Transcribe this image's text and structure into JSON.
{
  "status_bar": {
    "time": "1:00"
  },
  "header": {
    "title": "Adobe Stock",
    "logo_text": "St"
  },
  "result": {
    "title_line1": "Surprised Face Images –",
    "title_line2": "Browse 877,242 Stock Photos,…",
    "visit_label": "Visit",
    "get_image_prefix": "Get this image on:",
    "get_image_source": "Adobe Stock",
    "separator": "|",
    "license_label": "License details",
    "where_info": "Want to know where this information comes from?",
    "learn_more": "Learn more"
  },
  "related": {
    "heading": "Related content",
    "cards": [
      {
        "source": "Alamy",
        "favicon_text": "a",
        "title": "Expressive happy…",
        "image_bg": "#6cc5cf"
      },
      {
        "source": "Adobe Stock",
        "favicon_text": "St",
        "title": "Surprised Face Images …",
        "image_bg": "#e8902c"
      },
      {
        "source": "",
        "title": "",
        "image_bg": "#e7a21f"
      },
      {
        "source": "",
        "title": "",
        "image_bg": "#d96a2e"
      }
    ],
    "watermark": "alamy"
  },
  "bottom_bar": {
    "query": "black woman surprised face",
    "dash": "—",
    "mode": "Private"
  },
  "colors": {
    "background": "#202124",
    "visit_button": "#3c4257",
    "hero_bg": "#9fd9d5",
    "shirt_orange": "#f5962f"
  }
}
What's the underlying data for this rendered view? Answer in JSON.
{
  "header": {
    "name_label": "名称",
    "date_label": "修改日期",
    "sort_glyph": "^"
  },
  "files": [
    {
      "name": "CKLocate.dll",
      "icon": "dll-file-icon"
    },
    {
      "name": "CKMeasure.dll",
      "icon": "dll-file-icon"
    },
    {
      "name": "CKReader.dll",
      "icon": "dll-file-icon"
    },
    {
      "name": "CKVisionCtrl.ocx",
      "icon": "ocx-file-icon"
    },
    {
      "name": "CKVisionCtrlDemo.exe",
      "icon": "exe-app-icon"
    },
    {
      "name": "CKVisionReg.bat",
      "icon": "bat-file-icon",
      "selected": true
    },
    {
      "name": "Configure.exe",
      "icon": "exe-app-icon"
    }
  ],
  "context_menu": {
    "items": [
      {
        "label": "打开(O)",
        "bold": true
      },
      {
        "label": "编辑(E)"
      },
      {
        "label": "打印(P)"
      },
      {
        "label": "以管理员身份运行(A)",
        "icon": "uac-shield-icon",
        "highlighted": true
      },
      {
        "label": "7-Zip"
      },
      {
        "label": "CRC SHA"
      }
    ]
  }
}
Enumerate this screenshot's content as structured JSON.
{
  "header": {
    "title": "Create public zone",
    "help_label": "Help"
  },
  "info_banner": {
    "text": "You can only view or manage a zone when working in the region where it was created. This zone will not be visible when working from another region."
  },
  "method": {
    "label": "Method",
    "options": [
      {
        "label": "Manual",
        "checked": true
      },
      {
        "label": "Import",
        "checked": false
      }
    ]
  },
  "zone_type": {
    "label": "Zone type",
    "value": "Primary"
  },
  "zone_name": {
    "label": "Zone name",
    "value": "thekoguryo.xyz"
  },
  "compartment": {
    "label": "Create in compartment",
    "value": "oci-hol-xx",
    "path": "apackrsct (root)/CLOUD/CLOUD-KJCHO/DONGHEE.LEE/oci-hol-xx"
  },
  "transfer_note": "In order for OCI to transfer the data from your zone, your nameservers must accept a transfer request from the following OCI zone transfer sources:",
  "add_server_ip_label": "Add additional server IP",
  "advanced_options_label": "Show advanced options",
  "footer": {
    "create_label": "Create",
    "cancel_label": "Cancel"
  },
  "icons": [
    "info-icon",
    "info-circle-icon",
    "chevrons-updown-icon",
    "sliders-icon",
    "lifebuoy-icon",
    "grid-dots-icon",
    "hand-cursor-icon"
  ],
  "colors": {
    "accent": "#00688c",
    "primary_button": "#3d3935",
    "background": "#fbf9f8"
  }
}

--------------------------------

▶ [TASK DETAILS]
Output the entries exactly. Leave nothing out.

▶ [ANSWER SECTION]
Transcribe this image's text and structure into JSON.
{
  "status_bar": {
    "time": "1:00"
  },
  "header": {
    "title": "Adobe Stock",
    "logo_text": "St"
  },
  "result": {
    "title_line1": "Surprised Face Images –",
    "title_line2": "Browse 877,242 Stock Photos,…",
    "visit_label": "Visit",
    "get_image_prefix": "Get this image on:",
    "get_image_source": "Adobe Stock",
    "separator": "|",
    "license_label": "License details",
    "where_info": "Want to know where this information comes from?",
    "learn_more": "Learn more"
  },
  "related": {
    "heading": "Related content",
    "cards": [
      {
        "source": "Alamy",
        "favicon_text": "a",
        "title": "Expressive happy…",
        "image_bg": "#6cc5cf"
      },
      {
        "source": "Adobe Stock",
        "favicon_text": "St",
        "title": "Surprised Face Images …",
        "image_bg": "#e8902c"
      },
      {
        "source": "",
        "title": "",
        "image_bg": "#e7a21f"
      },
      {
        "source": "",
        "title": "",
        "image_bg": "#d96a2e"
      }
    ],
    "watermark": "alamy"
  },
  "bottom_bar": {
    "query": "black woman surprised face",
    "dash": "—",
    "mode": "Private"
  },
  "colors": {
    "background": "#202124",
    "visit_button": "#3c4257",
    "hero_bg": "#9fd9d5",
    "shirt_orange": "#f5962f"
  }
}
What's the underlying data for this rendered view? Answer in JSON.
{
  "header": {
    "name_label": "名称",
    "date_label": "修改日期",
    "sort_glyph": "^"
  },
  "files": [
    {
      "name": "CKLocate.dll",
      "icon": "dll-file-icon"
    },
    {
      "name": "CKMeasure.dll",
      "icon": "dll-file-icon"
    },
    {
      "name": "CKReader.dll",
      "icon": "dll-file-icon"
    },
    {
      "name": "CKVisionCtrl.ocx",
      "icon": "ocx-file-icon"
    },
    {
      "name": "CKVisionCtrlDemo.exe",
      "icon": "exe-app-icon"
    },
    {
      "name": "CKVisionReg.bat",
      "icon": "bat-file-icon",
      "selected": true
    },
    {
      "name": "Configure.exe",
      "icon": "exe-app-icon"
    }
  ],
  "context_menu": {
    "items": [
      {
        "label": "打开(O)",
        "bold": true
      },
      {
        "label": "编辑(E)"
      },
      {
        "label": "打印(P)"
      },
      {
        "label": "以管理员身份运行(A)",
        "icon": "uac-shield-icon",
        "highlighted": true
      },
      {
        "label": "7-Zip"
      },
      {
        "label": "CRC SHA"
      }
    ]
  }
}
Enumerate this screenshot's content as structured JSON.
{
  "header": {
    "title": "Create public zone",
    "help_label": "Help"
  },
  "info_banner": {
    "text": "You can only view or manage a zone when working in the region where it was created. This zone will not be visible when working from another region."
  },
  "method": {
    "label": "Method",
    "options": [
      {
        "label": "Manual",
        "checked": true
      },
      {
        "label": "Import",
        "checked": false
      }
    ]
  },
  "zone_type": {
    "label": "Zone type",
    "value": "Primary"
  },
  "zone_name": {
    "label": "Zone name",
    "value": "thekoguryo.xyz"
  },
  "compartment": {
    "label": "Create in compartment",
    "value": "oci-hol-xx",
    "path": "apackrsct (root)/CLOUD/CLOUD-KJCHO/DONGHEE.LEE/oci-hol-xx"
  },
  "transfer_note": "In order for OCI to transfer the data from your zone, your nameservers must accept a transfer request from the following OCI zone transfer sources:",
  "add_server_ip_label": "Add additional server IP",
  "advanced_options_label": "Show advanced options",
  "footer": {
    "create_label": "Create",
    "cancel_label": "Cancel"
  },
  "icons": [
    "info-icon",
    "info-circle-icon",
    "chevrons-updown-icon",
    "sliders-icon",
    "lifebuoy-icon",
    "grid-dots-icon",
    "hand-cursor-icon"
  ],
  "colors": {
    "accent": "#00688c",
    "primary_button": "#3d3935",
    "background": "#fbf9f8"
  }
}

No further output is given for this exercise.